The closest to the UK nursery school system is kindergarten or kindy, which accepts children from around the age of two and a half. Children are accepted by age, and places are limited, so it is common for children to be nearer three and a half before they start. This varies from kindy to kindy, sometimes quite widely within the same area.
Kindergartens are teacher-led, with a ratio of one teacher to 15 children. They are typically open for three afternoon sessions (afternoon kindy) for younger children, and five morning sessions for older children (morning kindy). The emphasis is on learning through play, and teaching children the social skills they need for school.
Kindergartens are government funded, but will ask for donations to cover costs, and there will typically be fund-raising throughout the year. Parents are also often asked to help volunteer with tasks such as end-of-term cleaning sessions, washing, and snack making. For more information, see http://www.nzkindergarten.org.nz/.
A parent-led pre-school alternative is Playcentre. Children can attend with their parents from birth, then will be able to attend sessions without their parent when they are older.
Many playcentres employ a qualified leader, but parents are very involved in all aspects of the centres' operation. This keeps costs down. It also provides an invaluable social network for parents of pre-schoolers, fantastic if you are new to the area. For more information, see http://www.playcentre.org.nz/.
Daycare centres or nurseries accepting pre-school aged children also have to follow the NZ early childhood curriculum, and are open longer, more flexible hours than kindergartens and Playcentres.
There is typically no parental involvement in the centre, and fees can be quite high. There are subsidies available for low-income families.
There are also many pre-school play groups which meet weekly or fortnightly. There is no central register of these groups, but you will often find them listed on library notice boards and in parenting publications. From there, ask fellow attendees if they know of other groups! Some of our local options are drama classes, arts and crafts classes, gym groups, music groups, coffee groups, church playgroups, Plunket playgroups and library story times. Some sports clubs accept enrolments from children from the age of 4 for weekend sports teams. Costs range from free (library story times) to $2 per session (music and coffee groups) to over $100 per term (gym and drama groups).

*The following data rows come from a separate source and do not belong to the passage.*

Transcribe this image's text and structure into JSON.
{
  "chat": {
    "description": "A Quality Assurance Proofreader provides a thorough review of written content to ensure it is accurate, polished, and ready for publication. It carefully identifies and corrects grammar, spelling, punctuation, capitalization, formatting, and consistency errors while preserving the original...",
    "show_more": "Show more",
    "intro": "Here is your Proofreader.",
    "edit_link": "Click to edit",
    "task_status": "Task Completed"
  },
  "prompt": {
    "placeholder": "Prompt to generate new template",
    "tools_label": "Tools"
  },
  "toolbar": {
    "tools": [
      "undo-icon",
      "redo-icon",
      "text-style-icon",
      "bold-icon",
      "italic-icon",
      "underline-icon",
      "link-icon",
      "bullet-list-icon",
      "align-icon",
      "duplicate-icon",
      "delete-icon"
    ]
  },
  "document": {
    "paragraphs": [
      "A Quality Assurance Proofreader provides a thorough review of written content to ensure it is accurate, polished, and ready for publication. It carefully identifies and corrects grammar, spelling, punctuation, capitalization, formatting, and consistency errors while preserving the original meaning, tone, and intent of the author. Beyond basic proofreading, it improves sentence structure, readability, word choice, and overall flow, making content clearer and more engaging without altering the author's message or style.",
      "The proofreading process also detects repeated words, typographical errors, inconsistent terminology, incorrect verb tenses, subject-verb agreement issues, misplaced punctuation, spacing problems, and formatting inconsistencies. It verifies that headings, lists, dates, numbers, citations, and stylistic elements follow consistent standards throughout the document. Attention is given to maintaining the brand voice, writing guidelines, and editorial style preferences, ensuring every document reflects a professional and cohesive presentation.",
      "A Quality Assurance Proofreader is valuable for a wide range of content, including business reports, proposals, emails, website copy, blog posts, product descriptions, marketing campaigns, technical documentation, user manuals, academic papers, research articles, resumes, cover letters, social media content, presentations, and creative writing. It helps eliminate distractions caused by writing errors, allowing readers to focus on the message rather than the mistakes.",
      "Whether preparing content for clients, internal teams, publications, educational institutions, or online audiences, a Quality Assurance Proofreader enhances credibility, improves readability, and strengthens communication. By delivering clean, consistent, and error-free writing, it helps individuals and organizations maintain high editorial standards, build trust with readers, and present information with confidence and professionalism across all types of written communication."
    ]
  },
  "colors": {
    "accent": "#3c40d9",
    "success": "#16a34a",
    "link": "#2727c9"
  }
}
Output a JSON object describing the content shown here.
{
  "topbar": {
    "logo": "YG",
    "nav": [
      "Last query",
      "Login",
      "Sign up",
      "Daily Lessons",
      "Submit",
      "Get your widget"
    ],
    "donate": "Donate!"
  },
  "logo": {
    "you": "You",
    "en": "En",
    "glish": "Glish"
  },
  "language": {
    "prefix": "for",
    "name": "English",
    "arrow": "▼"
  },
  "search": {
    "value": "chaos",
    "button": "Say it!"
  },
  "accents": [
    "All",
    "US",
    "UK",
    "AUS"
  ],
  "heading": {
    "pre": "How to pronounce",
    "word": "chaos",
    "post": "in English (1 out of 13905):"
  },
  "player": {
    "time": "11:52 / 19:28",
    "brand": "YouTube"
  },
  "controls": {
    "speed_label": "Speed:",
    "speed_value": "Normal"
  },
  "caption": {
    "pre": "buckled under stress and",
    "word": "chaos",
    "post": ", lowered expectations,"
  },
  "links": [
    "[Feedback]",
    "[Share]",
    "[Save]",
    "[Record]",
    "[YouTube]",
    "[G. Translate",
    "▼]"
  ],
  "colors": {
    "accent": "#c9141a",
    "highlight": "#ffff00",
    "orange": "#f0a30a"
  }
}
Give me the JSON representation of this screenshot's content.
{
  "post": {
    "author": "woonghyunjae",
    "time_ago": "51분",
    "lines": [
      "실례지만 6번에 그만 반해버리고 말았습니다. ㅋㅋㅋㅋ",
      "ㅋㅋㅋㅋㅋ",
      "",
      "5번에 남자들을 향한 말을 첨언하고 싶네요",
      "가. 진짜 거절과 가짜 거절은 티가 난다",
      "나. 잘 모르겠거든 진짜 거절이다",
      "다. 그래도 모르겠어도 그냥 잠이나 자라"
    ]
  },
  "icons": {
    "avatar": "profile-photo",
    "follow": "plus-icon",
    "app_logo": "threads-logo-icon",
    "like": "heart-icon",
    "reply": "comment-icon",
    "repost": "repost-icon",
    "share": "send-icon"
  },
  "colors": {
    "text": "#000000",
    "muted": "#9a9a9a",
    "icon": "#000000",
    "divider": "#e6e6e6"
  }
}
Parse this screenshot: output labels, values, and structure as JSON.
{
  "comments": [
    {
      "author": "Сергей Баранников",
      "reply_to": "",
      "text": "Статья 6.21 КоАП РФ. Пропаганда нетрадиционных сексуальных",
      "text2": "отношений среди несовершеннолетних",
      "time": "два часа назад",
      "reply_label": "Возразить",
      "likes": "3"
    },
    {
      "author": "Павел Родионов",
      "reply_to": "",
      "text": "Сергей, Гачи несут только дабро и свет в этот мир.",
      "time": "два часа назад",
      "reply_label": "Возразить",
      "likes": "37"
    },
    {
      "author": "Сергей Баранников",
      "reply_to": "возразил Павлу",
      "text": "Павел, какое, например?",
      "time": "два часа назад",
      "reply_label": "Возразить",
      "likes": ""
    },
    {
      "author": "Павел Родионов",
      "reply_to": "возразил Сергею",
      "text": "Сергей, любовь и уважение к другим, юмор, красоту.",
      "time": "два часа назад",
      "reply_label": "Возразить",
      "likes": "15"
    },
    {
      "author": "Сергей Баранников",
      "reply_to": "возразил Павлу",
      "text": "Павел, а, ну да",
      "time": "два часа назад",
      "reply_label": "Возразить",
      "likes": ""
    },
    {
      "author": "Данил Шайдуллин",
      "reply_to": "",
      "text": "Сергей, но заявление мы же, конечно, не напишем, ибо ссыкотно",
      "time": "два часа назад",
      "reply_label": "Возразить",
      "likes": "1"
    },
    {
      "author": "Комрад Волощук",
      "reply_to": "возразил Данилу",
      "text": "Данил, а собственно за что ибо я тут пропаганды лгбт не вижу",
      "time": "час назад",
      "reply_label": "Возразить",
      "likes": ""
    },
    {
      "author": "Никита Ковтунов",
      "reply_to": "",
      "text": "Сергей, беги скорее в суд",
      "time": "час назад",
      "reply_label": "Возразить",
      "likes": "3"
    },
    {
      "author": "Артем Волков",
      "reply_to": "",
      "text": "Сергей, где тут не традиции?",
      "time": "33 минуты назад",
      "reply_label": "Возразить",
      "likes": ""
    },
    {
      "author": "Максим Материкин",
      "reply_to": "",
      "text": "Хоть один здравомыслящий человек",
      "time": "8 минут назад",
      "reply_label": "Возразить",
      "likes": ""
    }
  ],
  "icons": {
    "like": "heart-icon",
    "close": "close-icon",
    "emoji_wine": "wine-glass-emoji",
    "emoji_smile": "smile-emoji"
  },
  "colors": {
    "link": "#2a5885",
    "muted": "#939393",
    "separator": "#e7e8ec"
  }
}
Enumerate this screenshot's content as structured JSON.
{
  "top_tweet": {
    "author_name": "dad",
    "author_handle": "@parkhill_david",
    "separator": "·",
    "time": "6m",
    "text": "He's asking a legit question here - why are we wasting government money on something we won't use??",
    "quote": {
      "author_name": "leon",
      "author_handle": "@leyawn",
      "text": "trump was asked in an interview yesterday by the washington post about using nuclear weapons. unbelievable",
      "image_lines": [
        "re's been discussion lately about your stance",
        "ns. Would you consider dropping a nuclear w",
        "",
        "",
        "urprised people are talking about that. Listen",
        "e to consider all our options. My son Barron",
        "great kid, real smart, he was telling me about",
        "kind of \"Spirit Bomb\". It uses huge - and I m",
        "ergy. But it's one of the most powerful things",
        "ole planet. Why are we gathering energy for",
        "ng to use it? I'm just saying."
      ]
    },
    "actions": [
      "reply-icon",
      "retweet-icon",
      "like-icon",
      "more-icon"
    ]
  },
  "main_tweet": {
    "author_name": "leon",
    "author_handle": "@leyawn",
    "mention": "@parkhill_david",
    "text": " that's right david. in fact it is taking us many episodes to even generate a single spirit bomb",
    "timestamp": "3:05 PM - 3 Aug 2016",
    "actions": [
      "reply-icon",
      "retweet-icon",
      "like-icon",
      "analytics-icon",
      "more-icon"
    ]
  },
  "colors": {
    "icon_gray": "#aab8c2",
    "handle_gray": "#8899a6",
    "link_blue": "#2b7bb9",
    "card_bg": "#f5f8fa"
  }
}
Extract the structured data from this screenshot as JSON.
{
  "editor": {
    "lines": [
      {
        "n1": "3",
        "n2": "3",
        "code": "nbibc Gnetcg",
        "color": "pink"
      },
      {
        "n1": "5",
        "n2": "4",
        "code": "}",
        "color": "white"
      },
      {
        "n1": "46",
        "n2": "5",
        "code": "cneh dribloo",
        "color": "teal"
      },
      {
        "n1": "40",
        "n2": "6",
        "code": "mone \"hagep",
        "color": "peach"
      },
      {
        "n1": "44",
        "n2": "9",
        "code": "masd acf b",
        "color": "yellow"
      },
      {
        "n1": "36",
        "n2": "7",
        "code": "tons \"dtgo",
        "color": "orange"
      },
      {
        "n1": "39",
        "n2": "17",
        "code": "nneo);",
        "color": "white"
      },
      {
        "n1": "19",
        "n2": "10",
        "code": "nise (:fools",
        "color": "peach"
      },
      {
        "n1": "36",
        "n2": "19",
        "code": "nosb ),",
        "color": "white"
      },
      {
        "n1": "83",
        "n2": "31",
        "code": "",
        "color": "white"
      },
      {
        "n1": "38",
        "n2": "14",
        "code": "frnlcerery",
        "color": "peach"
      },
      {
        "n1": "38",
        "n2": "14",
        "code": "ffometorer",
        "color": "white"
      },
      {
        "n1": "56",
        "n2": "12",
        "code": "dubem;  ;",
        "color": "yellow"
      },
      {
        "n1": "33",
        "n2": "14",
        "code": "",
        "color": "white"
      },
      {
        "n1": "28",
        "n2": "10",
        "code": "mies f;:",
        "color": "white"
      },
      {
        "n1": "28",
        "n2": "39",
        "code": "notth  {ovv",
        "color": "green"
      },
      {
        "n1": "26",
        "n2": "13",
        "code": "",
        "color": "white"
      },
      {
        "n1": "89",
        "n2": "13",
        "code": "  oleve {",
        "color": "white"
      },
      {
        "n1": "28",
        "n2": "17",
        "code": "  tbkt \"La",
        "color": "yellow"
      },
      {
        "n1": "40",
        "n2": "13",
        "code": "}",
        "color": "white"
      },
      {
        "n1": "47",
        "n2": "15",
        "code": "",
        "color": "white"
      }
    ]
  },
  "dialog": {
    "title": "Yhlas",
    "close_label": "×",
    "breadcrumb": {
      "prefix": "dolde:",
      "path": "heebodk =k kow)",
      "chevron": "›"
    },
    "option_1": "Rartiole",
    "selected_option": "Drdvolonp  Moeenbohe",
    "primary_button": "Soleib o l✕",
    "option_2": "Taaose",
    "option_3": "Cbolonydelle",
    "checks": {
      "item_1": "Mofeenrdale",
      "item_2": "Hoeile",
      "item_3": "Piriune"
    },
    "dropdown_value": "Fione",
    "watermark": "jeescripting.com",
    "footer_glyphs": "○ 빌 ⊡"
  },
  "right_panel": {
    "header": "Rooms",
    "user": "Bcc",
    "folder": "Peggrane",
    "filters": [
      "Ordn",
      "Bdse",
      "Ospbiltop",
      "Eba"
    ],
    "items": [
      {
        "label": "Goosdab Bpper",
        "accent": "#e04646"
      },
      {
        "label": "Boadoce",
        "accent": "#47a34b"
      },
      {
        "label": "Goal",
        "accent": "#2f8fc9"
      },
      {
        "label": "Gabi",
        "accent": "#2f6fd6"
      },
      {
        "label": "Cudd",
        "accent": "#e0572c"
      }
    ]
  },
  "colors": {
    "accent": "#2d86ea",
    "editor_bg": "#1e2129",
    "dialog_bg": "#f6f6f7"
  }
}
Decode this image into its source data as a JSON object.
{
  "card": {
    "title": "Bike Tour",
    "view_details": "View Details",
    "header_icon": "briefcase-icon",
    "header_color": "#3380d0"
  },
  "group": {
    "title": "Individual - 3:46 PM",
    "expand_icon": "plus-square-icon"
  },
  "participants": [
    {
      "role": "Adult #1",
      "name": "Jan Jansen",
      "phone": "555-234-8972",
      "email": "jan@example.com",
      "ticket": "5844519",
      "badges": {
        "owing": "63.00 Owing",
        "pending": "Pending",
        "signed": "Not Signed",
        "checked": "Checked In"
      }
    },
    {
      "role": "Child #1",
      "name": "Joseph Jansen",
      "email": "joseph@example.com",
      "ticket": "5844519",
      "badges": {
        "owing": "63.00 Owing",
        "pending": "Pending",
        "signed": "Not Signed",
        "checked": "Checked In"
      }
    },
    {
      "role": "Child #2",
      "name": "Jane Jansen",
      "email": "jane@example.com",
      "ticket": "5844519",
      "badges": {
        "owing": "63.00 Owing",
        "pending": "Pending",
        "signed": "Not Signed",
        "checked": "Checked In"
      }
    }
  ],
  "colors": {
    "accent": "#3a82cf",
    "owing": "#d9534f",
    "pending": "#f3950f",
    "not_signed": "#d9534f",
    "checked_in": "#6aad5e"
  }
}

For more information on pre-school education see http://www.teamup.co.nz/earlyyears. This article was contributed by Jeremy Henderson from Broadbase International. Their UK website, www.broadbaseimmigration.co.uk, has a great range of up-to-date articles on life in New Zealand written especially for prospective migrants.